Collection entries:
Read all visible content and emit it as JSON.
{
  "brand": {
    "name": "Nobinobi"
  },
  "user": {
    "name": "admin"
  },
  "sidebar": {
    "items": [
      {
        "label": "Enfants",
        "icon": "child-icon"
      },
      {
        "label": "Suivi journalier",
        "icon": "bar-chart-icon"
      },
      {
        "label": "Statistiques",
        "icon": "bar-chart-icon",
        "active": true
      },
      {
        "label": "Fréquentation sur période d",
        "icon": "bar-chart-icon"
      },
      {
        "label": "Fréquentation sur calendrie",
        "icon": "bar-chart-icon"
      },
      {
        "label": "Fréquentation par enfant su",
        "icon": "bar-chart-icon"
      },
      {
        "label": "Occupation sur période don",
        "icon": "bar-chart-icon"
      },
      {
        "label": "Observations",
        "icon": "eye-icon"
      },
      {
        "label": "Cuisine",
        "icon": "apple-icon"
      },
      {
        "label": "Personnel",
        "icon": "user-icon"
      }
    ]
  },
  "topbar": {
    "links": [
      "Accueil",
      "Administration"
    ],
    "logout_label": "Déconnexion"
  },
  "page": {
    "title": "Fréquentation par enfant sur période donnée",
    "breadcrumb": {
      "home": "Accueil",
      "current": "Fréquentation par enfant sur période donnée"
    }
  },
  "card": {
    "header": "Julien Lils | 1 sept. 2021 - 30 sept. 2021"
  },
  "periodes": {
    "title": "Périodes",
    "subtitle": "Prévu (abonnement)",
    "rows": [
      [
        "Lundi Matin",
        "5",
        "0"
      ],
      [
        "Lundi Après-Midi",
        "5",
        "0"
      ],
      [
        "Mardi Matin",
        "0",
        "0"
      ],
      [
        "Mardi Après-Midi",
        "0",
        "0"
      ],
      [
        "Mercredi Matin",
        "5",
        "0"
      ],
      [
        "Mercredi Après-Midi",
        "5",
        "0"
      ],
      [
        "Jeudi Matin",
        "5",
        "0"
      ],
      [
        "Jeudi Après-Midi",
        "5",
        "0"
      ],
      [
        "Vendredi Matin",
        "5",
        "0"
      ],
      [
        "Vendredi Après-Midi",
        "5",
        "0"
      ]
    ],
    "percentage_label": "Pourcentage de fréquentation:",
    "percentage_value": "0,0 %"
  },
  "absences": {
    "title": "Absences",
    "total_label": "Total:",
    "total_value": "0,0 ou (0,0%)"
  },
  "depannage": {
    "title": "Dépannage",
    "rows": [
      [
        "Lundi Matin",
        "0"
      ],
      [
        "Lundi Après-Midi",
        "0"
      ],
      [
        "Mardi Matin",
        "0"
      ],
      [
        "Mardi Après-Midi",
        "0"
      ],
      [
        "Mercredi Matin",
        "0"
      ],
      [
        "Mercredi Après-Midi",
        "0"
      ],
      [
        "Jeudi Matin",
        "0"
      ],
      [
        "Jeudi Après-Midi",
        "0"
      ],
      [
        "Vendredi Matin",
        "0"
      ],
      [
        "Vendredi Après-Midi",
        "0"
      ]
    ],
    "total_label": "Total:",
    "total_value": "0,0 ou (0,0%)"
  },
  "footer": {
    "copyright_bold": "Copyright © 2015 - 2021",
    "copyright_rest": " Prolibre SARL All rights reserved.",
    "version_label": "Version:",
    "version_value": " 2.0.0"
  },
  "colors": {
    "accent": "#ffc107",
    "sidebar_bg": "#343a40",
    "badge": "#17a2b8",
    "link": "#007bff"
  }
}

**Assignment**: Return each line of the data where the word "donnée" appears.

**Answer section**:
    "title": "Fréquentation par enfant sur période donnée",
      "current": "Fréquentation par enfant sur période donnée"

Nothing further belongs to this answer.